I started by making a template that would allow me to make duplicates using a flush trim bit and a pattern bit on my router table. My first limitation that I knew I would have was that my pattern bits were all 1/2″ or larger. Now, Kentucky has a lot of jagged edges… So, I had to smooth those out a bit so that the bits could flow along the pattern. Still, you don’t want the board to have a whole lot of sharp, jagged edges on it anyway…
I printed off a detailed outline of Kentucky to the size I wanted my template to be. I then adhered the template to a piece of MDF with spray adhesive.
Then I proceded to rough cut near the lines with my bandsaw. I wanted to get as close as possible to the lines without actually touching them.
After that I moved on to my oscillating spindle sander. Because I knew I would be using 1/2″ template router bits, I put in a 1/2″ sanding drum in. I then started to shape the template to keep as much detail as I could while still allowing for the router bit to do all the cutting when following this template later.
Now the template is ready to be used to re-create the same KY shape as many times as I want.
Preparing the board:
I chose to stick with all Kentucky grown woods for this cheese board. I gathered a beautiful piece of Spalted Ash, some Maple, and some Walnut. All of my boards were rough cut, so first, I rough cut them to length. Then milled them flat on one side and made one square side with the jointer.
Then proceeded to flatten the other side parallel using the planer and cut other square widths to have all of my boards prepped.
Once I had square lumber the size I wanted, I was ready for glue-up. So, In the clamps they go. And then we wait…
Once out of the clamps, I smoothed out each side with the drum sander.
Using the Template:
With the board flat, I attached the newly created template using some double sided carpet tape.
I then trimmed most of the wood off close to the template with the bandsaw.
Now off to the router table with a pattern bit with a top bearing. I only trimmed the edges following with the grain along the direction of the rotation of the router bit.
I then switched to a bottom bearing pattern bit and flipped the board and pattern over so I could cut the opposite direction and still be cutting along the grain direction. By doing this, it avoids most of the tear-out.
Once I cut the board down to match the pattern, I separated the pattern. Then changed the bit in the router to a chamfer bit to give a nice edge to the board.
I then moved on to sanding. Lots and lots of sanding. For all of my cutting boards and cheese boards, I run through the following grits: 80, 120, 180, 220, 320. Then I spray the board with water to raise the grain and let it dry and sand again with 320 and then 400. I know it’s a bit excessive, but it is a finish that everyone tends to appreciate.
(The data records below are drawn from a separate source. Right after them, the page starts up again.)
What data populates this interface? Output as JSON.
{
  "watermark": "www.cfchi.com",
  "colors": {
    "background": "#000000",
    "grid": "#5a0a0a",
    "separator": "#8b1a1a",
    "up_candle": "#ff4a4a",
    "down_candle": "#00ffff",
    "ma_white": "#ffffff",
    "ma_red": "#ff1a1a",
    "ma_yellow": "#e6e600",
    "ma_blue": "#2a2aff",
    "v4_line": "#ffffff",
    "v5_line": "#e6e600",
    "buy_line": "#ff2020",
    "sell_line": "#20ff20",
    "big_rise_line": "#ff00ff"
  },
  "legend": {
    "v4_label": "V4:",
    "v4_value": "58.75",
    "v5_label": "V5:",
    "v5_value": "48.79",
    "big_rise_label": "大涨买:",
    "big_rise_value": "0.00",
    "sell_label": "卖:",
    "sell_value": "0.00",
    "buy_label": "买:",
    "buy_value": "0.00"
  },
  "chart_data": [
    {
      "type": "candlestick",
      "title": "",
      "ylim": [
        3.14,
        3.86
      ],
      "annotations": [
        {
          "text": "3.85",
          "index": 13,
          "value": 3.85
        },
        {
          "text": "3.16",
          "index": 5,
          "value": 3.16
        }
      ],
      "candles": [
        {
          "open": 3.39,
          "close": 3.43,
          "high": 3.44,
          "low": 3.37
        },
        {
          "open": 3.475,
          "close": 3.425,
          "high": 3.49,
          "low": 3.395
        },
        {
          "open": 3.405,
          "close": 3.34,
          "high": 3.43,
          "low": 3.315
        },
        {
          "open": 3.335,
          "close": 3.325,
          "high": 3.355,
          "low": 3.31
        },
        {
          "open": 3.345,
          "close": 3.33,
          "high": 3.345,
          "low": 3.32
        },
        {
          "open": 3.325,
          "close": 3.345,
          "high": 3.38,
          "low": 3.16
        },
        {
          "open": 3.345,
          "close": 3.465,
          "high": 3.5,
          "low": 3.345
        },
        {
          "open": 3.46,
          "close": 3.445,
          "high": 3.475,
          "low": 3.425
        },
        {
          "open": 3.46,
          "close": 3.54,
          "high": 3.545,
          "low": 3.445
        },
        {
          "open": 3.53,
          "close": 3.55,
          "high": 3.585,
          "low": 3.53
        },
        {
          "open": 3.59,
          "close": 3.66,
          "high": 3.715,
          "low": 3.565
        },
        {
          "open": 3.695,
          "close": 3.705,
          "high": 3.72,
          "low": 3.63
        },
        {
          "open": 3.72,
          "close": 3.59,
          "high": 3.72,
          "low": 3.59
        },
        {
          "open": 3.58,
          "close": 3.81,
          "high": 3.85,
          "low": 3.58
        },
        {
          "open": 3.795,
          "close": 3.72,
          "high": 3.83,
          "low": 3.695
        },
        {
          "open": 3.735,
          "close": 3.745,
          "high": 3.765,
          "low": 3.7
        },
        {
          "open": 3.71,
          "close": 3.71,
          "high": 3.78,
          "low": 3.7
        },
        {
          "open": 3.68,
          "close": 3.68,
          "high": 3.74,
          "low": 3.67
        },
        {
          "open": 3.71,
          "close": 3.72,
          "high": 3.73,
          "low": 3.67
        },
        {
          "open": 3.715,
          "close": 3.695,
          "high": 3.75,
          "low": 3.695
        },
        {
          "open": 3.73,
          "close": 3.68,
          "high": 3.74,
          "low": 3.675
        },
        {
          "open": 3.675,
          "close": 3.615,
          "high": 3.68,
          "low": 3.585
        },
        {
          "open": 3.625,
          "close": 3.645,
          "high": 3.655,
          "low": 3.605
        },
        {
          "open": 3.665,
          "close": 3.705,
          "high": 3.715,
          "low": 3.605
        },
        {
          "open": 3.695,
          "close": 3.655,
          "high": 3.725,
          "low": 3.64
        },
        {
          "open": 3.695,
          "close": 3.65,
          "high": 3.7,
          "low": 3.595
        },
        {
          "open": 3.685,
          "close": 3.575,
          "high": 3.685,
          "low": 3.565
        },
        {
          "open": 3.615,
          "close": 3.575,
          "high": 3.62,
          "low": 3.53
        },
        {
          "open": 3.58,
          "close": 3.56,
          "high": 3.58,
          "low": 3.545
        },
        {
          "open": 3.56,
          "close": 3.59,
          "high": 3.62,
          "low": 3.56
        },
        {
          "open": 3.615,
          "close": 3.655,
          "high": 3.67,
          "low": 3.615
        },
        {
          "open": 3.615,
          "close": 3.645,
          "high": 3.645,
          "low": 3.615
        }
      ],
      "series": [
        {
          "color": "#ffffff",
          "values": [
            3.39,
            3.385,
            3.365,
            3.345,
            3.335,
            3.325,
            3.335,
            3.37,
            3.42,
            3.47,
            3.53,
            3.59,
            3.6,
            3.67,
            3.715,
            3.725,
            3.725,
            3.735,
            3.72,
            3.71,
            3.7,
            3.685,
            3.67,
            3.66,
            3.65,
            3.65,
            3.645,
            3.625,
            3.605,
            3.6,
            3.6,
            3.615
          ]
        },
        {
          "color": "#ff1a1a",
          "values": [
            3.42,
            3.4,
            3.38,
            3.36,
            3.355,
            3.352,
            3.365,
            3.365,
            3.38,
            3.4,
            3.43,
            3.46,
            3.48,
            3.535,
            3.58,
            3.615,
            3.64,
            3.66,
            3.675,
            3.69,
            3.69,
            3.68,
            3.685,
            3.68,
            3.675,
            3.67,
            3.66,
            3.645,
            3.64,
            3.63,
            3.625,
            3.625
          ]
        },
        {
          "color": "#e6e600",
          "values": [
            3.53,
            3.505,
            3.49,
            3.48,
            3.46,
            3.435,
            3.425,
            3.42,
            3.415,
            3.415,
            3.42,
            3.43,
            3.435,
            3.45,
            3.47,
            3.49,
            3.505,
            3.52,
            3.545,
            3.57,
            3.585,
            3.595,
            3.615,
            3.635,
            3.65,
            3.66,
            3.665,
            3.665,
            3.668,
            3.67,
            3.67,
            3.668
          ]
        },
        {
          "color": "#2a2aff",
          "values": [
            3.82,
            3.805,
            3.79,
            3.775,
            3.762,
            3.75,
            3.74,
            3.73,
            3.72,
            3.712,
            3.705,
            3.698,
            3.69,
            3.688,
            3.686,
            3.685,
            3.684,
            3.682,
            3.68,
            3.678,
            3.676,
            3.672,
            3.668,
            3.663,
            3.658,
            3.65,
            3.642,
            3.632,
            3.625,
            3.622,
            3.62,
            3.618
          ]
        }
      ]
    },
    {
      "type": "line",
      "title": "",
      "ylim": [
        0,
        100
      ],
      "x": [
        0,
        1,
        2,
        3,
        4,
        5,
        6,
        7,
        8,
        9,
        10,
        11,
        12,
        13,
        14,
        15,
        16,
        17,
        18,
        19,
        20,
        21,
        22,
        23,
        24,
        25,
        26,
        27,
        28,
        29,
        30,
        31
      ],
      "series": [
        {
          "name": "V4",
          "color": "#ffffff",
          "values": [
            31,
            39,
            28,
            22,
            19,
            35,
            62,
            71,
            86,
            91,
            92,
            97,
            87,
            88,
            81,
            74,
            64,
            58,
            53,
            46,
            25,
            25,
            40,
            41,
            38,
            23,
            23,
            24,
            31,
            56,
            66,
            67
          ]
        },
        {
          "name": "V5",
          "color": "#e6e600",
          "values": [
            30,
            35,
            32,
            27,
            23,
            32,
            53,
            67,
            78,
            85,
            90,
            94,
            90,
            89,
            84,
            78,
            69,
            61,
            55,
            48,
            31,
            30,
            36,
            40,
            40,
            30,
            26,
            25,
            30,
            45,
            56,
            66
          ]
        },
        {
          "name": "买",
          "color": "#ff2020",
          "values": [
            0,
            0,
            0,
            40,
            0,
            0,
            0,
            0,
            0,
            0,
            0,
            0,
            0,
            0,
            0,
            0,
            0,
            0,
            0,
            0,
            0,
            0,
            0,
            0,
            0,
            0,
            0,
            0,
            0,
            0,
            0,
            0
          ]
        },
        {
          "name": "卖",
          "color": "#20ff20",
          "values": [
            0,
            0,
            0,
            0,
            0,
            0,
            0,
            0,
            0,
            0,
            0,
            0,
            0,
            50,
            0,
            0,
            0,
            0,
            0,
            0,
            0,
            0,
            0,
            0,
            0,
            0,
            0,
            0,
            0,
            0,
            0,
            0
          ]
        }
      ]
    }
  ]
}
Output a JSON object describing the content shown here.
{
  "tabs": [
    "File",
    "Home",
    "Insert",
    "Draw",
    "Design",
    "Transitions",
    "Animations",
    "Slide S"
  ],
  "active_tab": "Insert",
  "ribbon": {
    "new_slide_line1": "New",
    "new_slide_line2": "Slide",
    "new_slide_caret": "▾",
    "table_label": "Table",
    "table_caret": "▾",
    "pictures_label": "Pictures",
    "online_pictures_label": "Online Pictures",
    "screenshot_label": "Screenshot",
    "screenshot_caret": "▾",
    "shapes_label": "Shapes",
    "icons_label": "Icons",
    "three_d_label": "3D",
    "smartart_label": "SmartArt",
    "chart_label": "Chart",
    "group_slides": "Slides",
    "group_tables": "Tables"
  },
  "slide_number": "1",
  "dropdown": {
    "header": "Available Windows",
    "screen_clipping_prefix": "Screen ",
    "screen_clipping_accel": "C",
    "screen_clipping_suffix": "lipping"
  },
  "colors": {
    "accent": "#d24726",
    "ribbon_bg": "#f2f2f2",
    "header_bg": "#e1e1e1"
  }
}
The best part is then applying a finish. For this board, I used Mineral Oil. It sure made the curly maple pop and the spalted ash look amazing.